Well gosh. It feels like a play that could have been written 50 years ago, very consciously in the shadow of Beckett and Ireland’s great male dramatic blarneyists (Farquahr, Wilde, Shaw, Coward, Beckett . . .) Four awful men compete at the bottom of a decaying swimming pool for Penelope’s affection; they are lover, soldier, justice, pantalone, and death. They meditate on life, masculinity, love, porridge. There is a dazzling and brutal quick change act. While it sometimes mistakes verbosity for erudition, and while we really do not need yet another play about maleness in which the female role is a purely mythic ideal, it is conscious of these flaws and brilliant despite them. I was quite breathless. From laughter as much as from action and thought. It lasts.

Camille O’Sullivan @ Assembly
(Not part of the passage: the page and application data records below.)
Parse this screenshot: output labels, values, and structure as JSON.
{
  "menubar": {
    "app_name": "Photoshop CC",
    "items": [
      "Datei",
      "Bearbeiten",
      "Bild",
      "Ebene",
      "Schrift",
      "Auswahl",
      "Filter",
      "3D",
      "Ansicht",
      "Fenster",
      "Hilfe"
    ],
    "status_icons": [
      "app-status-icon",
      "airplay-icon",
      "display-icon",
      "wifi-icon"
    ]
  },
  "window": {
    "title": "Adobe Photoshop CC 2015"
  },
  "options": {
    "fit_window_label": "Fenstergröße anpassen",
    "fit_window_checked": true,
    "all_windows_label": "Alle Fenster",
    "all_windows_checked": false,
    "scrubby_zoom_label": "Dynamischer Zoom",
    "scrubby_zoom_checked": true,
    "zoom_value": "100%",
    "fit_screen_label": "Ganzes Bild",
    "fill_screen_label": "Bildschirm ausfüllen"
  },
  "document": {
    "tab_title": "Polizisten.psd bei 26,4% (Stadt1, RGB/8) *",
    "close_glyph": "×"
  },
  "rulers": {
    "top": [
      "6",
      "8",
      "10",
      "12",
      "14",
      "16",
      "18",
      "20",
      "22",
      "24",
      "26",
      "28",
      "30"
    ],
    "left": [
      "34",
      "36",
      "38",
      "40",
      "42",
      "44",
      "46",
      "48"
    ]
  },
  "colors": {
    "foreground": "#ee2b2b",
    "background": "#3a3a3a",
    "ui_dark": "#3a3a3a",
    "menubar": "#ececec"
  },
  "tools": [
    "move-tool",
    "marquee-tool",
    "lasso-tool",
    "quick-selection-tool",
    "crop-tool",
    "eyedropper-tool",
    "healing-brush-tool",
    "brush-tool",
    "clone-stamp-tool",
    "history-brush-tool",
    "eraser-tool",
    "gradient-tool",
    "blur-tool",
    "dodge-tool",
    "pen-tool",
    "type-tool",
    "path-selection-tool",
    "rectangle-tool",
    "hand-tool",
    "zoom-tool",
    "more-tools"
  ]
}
At the forefront of contemporary cabaret, singing songs from throughout the 20th Century, performing everything from an astonishing impression of Tom Waits to a gorgeous reimagining of Jacques Brel. I’ve heard her music before, but now her promoters are seriously trying to make her a moneyspinner – she’s the most advertised show in Edinburgh, as far as I can see. It hasn’t done her enormous harm, but there is this strange thing that happens to musicians as they grow in scale: they get excited by the possibilities of new money, start hiring more musicians, expand the effects of the show. And, of course, the best ones discover that they were better off minimal all along. I preferred her when she just had a piano and a coupla horns, when her theatricality and persona weren’t dwarfed by the staging, tighter, crazier, sexier.

An odd thing happened at the show: a couple booed her country rock cover of Don’t Think Twice, It’s Alright (a fantastic stomping feminist reappropriation of the mellow anthem). I’ve never heard a boo at a music show before! Only for comedians, or for performers being genuinely offensive. What would move someone to do that? It really threw her: she said a couple of angry things, and then dissolved into tears, apologising for being mean, saying nothing like that had ever happened before. I wouldn’t apologise for telling asses to piss off – but she was that sweet. And vulnerable. A theme for this festival: the vulnerability of performers, the uncertainty of being on stage in front of people, the necessary critical self-consciousness of performance. Dangerous, intoxicating, enthralling.